Exercise brief:
Work through the data below and copy out every line where "ZBrush" is found.

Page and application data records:
_ _ _ _
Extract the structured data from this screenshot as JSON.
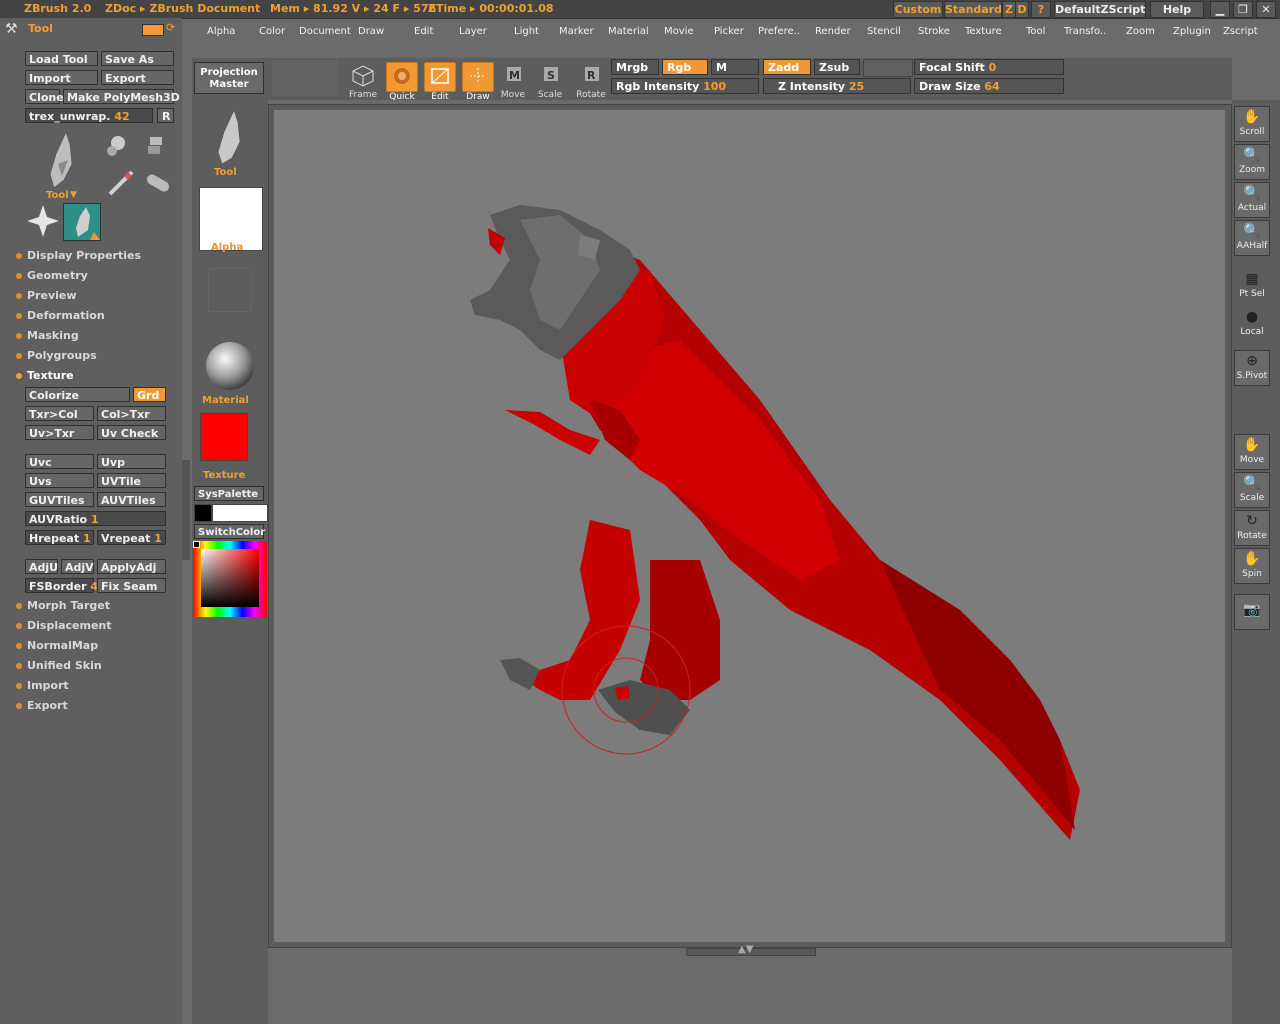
{
  "titlebar": {
    "app": "ZBrush 2.0",
    "doc": "ZDoc ▸ ZBrush Document",
    "mem": "Mem ▸ 81.92  V ▸ 24  F ▸ 576",
    "ztime": "ZTime ▸ 00:00:01.08",
    "custom": "Custom",
    "standard": "Standard",
    "z": "Z",
    "d": "D",
    "q": "?",
    "script": "DefaultZScript",
    "help": "Help"
  },
  "menus": [
    "Alpha",
    "Color",
    "Document",
    "Draw",
    "Edit",
    "Layer",
    "Light",
    "Marker",
    "Material",
    "Movie",
    "Picker",
    "Prefere..",
    "Render",
    "Stencil",
    "Stroke",
    "Texture",
    "Tool",
    "Transfo..",
    "Zoom",
    "Zplugin",
    "Zscript"
  ],
  "left": {
    "title": "Tool",
    "load_tool": "Load Tool",
    "save_as": "Save As",
    "import": "Import",
    "export": "Export",
    "clone": "Clone",
    "make_polymesh": "Make PolyMesh3D",
    "tool_name": "trex_unwrap.",
    "tool_num": "42",
    "r": "R",
    "tool_label": "Tool",
    "sections": [
      "Display Properties",
      "Geometry",
      "Preview",
      "Deformation",
      "Masking",
      "Polygroups",
      "Texture"
    ],
    "colorize": "Colorize",
    "grd": "Grd",
    "txr_col": "Txr>Col",
    "col_txr": "Col>Txr",
    "uv_txr": "Uv>Txr",
    "uv_check": "Uv Check",
    "uvc": "Uvc",
    "uvp": "Uvp",
    "uvs": "Uvs",
    "uvtile": "UVTile",
    "guvtiles": "GUVTiles",
    "auvtiles": "AUVTiles",
    "auvratio": "AUVRatio",
    "auvratio_v": "1",
    "hrepeat": "Hrepeat",
    "hrepeat_v": "1",
    "vrepeat": "Vrepeat",
    "vrepeat_v": "1",
    "adju": "AdjU",
    "adjv": "AdjV",
    "applyadj": "ApplyAdj",
    "fsborder": "FSBorder",
    "fsborder_v": "4",
    "fix_seam": "Fix Seam",
    "sections2": [
      "Morph Target",
      "Displacement",
      "NormalMap",
      "Unified Skin",
      "Import",
      "Export"
    ]
  },
  "mid": {
    "projection": "Projection",
    "master": "Master",
    "tool": "Tool",
    "alpha": "Alpha",
    "material": "Material",
    "texture": "Texture",
    "syspalette": "SysPalette",
    "switchcolor": "SwitchColor"
  },
  "toolbar": {
    "frame": "Frame",
    "quick": "Quick",
    "edit": "Edit",
    "draw": "Draw",
    "move": "Move",
    "scale": "Scale",
    "rotate": "Rotate",
    "mrgb": "Mrgb",
    "rgb": "Rgb",
    "m": "M",
    "zadd": "Zadd",
    "zsub": "Zsub",
    "rgb_intensity": "Rgb Intensity",
    "rgb_intensity_v": "100",
    "z_intensity": "Z Intensity",
    "z_intensity_v": "25",
    "focal_shift": "Focal Shift",
    "focal_shift_v": "0",
    "draw_size": "Draw Size",
    "draw_size_v": "64"
  },
  "right": [
    "Scroll",
    "Zoom",
    "Actual",
    "AAHalf",
    "Pt Sel",
    "Local",
    "S.Pivot",
    "Move",
    "Scale",
    "Rotate",
    "Spin"
  ],
  "colors": {
    "accent": "#f19a33",
    "model_red": "#c40000",
    "model_gray": "#555555",
    "canvas": "#7c7c7c",
    "main_color": "#ff0000"
  }
}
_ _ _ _
Answer space:
    "app": "ZBrush 2.0",
    "doc": "ZDoc ▸ ZBrush Document",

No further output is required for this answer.